EXERCISE BRIEF
Please, in the data that follows, copy exactly the lines from the line with "Output a JSON" through the last one, both included. Do not include pictures.

++++++++

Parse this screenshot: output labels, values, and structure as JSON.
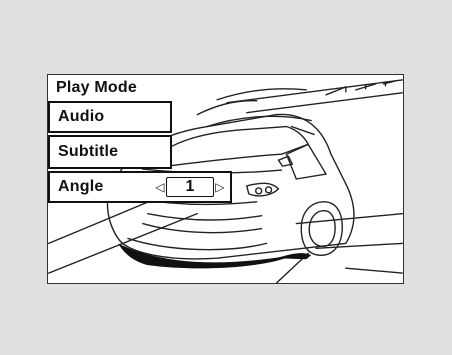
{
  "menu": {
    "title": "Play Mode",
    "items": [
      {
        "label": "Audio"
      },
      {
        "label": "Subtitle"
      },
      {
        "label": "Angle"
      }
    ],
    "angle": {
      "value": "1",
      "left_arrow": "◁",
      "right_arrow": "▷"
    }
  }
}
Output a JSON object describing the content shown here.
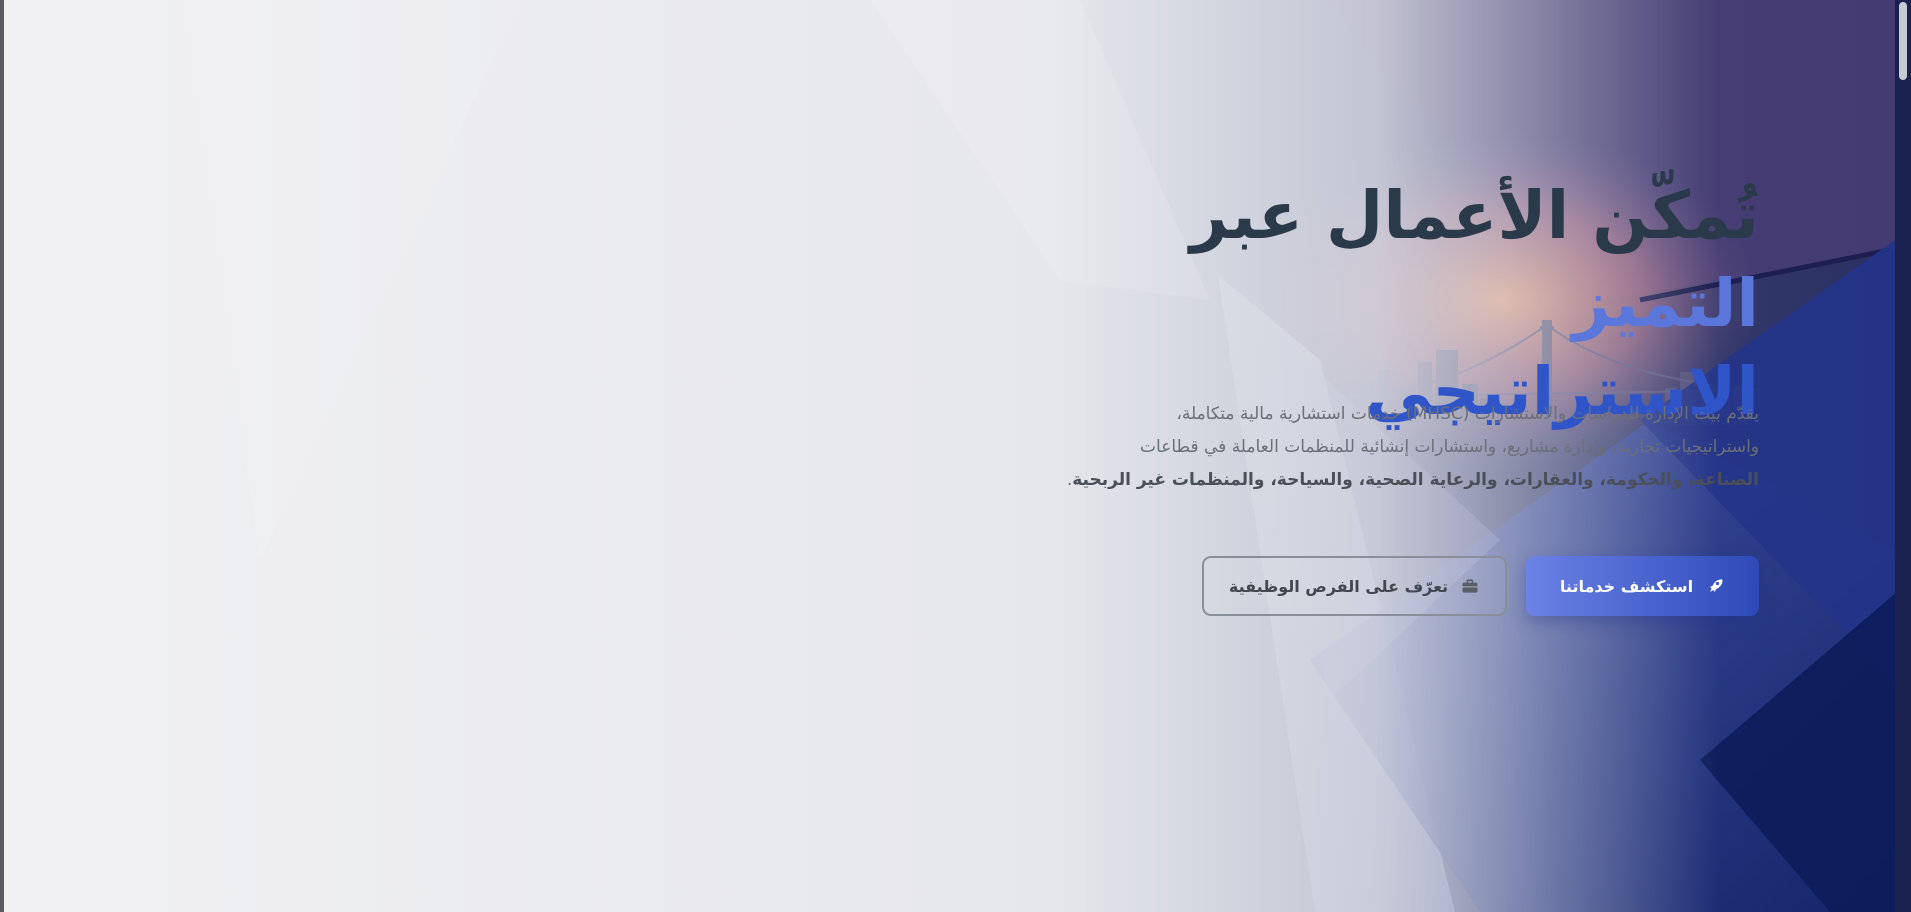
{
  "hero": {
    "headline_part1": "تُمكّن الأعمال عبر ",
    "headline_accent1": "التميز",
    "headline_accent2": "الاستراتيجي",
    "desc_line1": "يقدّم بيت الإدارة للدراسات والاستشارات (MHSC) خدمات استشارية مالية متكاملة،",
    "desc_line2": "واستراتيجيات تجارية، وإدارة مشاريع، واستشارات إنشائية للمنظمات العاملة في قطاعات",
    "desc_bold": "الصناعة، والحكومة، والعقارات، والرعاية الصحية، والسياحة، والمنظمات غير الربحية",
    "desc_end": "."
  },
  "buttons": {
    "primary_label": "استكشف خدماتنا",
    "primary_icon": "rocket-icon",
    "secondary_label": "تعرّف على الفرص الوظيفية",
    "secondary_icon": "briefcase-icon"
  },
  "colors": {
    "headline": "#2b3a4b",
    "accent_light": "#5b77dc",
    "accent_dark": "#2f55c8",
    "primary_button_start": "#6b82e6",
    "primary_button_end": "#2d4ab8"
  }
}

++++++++

EXERCISE RESULT
Output a JSON object describing the content shown here.
{
  "hero": {
    "headline_part1": "تُمكّن الأعمال عبر ",
    "headline_accent1": "التميز",
    "headline_accent2": "الاستراتيجي",
    "desc_line1": "يقدّم بيت الإدارة للدراسات والاستشارات (MHSC) خدمات استشارية مالية متكاملة،",
    "desc_line2": "واستراتيجيات تجارية، وإدارة مشاريع، واستشارات إنشائية للمنظمات العاملة في قطاعات",
    "desc_bold": "الصناعة، والحكومة، والعقارات، والرعاية الصحية، والسياحة، والمنظمات غير الربحية",
    "desc_end": "."
  },
  "buttons": {
    "primary_label": "استكشف خدماتنا",
    "primary_icon": "rocket-icon",
    "secondary_label": "تعرّف على الفرص الوظيفية",
    "secondary_icon": "briefcase-icon"
  },
  "colors": {
    "headline": "#2b3a4b",
    "accent_light": "#5b77dc",
    "accent_dark": "#2f55c8",
    "primary_button_start": "#6b82e6",
    "primary_button_end": "#2d4ab8"
  }
}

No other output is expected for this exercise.